| Data for analysis |
====================

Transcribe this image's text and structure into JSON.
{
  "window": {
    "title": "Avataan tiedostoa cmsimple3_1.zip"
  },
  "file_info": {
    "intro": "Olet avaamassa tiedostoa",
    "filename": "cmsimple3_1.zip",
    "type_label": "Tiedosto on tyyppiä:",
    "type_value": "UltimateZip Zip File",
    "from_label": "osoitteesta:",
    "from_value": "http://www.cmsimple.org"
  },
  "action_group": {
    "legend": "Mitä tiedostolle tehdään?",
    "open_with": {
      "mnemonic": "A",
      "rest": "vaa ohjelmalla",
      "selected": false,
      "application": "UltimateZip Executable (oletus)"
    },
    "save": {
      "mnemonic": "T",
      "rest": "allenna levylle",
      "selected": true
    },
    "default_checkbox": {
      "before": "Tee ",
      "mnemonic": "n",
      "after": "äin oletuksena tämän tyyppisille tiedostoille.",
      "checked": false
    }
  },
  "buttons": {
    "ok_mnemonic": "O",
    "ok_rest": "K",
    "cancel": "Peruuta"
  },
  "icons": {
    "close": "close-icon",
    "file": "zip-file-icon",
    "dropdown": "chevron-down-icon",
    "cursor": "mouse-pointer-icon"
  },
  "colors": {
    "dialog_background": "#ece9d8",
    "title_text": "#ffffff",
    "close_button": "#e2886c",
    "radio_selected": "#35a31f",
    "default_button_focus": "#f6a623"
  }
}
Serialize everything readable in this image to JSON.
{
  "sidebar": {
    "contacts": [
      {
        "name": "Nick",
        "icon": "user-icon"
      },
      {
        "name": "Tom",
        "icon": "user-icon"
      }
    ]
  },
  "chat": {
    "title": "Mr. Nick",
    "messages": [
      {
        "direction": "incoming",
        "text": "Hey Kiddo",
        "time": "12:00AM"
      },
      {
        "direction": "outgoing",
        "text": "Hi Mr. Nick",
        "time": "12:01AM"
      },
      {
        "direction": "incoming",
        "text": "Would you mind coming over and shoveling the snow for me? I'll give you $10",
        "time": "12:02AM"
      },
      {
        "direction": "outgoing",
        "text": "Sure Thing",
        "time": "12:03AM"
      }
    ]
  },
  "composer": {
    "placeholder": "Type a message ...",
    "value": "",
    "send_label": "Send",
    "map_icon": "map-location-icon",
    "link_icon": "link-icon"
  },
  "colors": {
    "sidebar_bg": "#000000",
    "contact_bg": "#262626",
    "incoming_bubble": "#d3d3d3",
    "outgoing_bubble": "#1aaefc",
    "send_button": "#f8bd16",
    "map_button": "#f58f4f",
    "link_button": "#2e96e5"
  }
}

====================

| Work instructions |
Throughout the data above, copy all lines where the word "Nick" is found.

| Output for this exercise |
        "name": "Nick",
    "title": "Mr. Nick",
        "text": "Hi Mr. Nick",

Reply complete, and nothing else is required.